    The NRC staff has prepared this EA in support of the proposed 
action. On the basis of this EA, the NRC finds that there are no 
significant environmental impacts from the proposed action, and that 
preparation of an environmental impact statement is not warranted. 
Accordingly, the NRC has determined that a Finding of No Significant 
Impact is appropriate.

IV. Further Information

    Documents related to this action, including the application for 
license amendment and supporting documentation, are available 
electronically at the NRC's Electronic Reading Room at http://www.nrc.gov/reading-rm/adams.html. From this site, you can access the 
NRC's Agencywide Document Access and Management System (ADAMS), which 
provides text and image files of NRC's public documents. The documents 
related to this action are listed below, along with their ADAMS 
accession numbers.

1. Licensee's amendment request letter dated September 9, 2011 
[ML112560291]
2. Licensee's additional information letter dated November 17, 2011 
[ML113250060]
3. Licensee's email attachment dated August 29, 2012 [ML12243A199]
4. Licensee's additional information letter received September 14, 2012 
[ML12258A264].

    If you do not have access to ADAMS, or if there are problems in 
accessing the documents located in ADAMS, contact the NRC Public 
Document Room (PDR) Reference staff at 1-800-397-4209, 301-415-4737, or 
by email to pdr.resource@nrc.gov. These documents may also be viewed 
electronically on the public computers located at the NRC's Public 
Document Room (PDR), O 1 F21, One White Flint North, 11555 Rockville 
Pike, Rockville, MD 20852. The PDR reproduction contractor will copy 
documents for a fee.

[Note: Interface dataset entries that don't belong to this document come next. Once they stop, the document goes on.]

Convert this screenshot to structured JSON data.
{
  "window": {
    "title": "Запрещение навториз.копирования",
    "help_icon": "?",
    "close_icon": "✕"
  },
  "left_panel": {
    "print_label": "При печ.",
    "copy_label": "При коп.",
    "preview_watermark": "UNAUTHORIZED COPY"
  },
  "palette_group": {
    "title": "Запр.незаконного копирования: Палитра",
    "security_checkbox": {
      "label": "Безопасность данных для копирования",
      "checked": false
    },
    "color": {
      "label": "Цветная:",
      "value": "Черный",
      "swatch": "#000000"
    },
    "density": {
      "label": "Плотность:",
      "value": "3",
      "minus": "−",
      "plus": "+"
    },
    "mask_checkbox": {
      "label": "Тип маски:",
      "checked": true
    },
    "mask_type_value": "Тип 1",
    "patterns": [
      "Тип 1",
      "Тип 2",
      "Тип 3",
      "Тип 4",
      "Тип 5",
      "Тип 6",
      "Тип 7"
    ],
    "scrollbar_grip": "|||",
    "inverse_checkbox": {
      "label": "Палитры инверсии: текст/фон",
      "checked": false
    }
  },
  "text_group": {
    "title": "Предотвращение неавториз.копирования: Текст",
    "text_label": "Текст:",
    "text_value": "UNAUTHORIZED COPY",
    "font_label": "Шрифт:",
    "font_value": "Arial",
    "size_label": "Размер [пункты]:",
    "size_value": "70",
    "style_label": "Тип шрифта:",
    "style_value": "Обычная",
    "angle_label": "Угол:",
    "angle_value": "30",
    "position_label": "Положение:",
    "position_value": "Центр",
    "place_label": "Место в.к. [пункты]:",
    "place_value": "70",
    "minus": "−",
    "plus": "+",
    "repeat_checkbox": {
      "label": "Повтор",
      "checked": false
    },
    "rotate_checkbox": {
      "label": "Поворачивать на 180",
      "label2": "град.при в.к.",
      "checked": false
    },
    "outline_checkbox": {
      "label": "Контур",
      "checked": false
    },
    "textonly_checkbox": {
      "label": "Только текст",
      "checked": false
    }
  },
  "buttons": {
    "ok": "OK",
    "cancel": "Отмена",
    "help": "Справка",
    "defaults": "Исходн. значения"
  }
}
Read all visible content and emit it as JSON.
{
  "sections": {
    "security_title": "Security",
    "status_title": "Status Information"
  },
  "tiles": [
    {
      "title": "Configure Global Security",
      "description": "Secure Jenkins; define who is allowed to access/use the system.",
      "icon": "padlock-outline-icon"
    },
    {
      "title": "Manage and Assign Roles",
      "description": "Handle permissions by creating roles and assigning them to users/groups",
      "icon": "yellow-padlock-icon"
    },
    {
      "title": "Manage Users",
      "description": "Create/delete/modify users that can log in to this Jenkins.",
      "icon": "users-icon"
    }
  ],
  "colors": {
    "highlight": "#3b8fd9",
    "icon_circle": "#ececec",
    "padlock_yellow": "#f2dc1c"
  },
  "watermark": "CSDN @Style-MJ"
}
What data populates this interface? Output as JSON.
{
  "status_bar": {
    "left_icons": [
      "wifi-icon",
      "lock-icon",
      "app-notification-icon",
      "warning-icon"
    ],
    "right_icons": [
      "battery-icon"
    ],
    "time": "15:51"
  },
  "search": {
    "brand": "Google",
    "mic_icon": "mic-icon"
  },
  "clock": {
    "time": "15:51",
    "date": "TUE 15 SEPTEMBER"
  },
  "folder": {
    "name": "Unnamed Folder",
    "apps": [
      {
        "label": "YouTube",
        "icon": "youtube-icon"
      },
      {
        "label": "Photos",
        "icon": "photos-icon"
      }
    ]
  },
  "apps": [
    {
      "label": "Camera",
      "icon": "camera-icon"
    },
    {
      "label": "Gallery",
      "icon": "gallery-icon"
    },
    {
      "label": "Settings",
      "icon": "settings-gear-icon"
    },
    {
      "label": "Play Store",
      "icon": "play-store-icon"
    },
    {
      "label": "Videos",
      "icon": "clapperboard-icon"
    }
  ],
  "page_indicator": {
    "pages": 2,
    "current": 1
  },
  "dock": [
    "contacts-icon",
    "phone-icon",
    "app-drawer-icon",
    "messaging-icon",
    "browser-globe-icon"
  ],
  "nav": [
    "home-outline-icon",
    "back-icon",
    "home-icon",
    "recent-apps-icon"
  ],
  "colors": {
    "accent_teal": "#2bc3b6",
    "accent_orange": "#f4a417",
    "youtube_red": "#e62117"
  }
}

    Dated at Region I, 2100 Renaissance Blvd., King of Prussia, this 
25th day of October 2012.

    For the Nuclear Regulatory Commission.
Judith Joustra,
Chief, Commercial and R&D Branch, Division of Nuclear Materials Safety, 
Region I.
[FR Doc. 2012-27065 Filed 11-5-12; 8:45 am]
BILLING CODE 7590-01-P